                inbox is full, send e-mail instead

                Hey, wanna look at my comics? Come here then http://terjelarssonserier.blogspot.com/

                Ah, sorry, it's all in swedish, but you can always look!

                You can also check out my crazy friend Dan's crazy website where he'll teach you to master the guitar in 8 minutes (or days... or whatever).



                • #9
                  I think learning a scale all over the fretboard is very important. Once you really get a feel for the major scale all over the fretboard it really opens things up. That's the only real way I know of to break out of that box we call pattern playing. Kind of ironic huh? Learning patterns to break out of patterns.

                  Well, anyway, here's the way that has worked best for me...

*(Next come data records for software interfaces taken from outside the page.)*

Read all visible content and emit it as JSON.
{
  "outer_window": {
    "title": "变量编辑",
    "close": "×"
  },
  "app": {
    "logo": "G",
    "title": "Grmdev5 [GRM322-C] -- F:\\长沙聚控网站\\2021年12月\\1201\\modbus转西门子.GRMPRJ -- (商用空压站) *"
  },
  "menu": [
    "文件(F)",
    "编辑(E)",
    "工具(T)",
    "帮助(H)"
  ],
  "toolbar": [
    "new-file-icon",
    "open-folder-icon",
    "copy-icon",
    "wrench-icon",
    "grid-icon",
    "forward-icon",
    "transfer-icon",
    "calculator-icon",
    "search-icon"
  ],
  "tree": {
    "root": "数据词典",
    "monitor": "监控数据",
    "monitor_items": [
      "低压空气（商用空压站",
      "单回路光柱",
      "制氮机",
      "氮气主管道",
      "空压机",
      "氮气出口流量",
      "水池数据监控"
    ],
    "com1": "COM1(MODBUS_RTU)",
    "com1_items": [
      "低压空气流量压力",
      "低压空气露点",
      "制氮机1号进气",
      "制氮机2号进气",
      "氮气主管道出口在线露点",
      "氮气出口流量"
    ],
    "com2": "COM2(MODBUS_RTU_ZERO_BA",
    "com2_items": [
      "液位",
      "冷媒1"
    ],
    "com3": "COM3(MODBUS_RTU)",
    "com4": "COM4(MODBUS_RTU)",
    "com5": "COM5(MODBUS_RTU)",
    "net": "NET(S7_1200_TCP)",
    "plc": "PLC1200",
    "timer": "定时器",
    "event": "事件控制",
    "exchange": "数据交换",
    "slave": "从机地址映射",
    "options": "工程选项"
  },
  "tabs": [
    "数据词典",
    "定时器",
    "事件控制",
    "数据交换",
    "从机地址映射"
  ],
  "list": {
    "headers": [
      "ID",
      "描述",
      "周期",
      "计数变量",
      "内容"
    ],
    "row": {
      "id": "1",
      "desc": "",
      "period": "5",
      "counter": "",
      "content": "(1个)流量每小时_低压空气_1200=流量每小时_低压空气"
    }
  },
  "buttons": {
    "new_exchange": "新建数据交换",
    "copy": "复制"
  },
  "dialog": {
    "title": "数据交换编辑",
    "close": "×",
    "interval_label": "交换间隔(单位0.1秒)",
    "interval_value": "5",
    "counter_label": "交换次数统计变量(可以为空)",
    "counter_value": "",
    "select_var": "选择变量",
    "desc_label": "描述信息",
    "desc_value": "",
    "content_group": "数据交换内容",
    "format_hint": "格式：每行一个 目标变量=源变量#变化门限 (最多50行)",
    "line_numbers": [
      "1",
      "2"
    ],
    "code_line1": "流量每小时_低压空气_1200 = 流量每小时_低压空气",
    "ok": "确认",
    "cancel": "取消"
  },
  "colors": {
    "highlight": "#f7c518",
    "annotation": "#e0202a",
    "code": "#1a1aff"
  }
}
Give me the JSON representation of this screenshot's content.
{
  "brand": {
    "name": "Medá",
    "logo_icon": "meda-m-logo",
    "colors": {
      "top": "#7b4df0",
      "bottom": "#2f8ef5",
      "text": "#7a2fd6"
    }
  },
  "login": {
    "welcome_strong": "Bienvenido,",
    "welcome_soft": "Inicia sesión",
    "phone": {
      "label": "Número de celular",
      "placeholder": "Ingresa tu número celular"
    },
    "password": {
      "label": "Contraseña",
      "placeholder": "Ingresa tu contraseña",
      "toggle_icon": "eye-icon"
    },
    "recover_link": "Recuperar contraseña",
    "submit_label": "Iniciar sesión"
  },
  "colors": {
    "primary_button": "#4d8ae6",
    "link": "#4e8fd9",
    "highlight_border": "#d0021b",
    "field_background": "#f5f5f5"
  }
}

                  1- Learn all 5 pentatonic scales with each scales' root note starting on the E string. That way you can stack each fingering on top of each other and cover the entire fretboard (modal pentatonics).
                  2- Now, move to the 7 modes of the major scale, be aware of how the pentatonics fit as you run them.
                  3- Go back to the pentatonic modes/fingerings, run arpeggios with them.
                  4- Run your arpeggios and chord tones with the major scales.

                  You now have 7 modal sounds at your disposal. You can play over majors, minors, dom7, and half diminished chords, all with the use of one scale (major). In my opinion, learning this stuff makes learning everything else a hell of a lot easier.


                  • #10
                    Originally posted by Terje

                    No need. Learn the good ones and lots of ways of using them instead. It's not how many scales you know, it's knowing how to use them that makes a difference.


                    Remember to pay attention to the harmonic context while practicing the scales. If you can record yourself, record a chord and try playing the different scales over the recording. For example, record a Cmaj7 chord. Then try playing C major, C lydian and B minor pentatonic scales over it, also try differnt triads and arpeggios.

                    People often emphasize the importance of using a metronome when practicing scales as a rhythm guide. IMO it's every bit as important to know what you are doing harmonically speaking as well.
                    Make a jazz noise here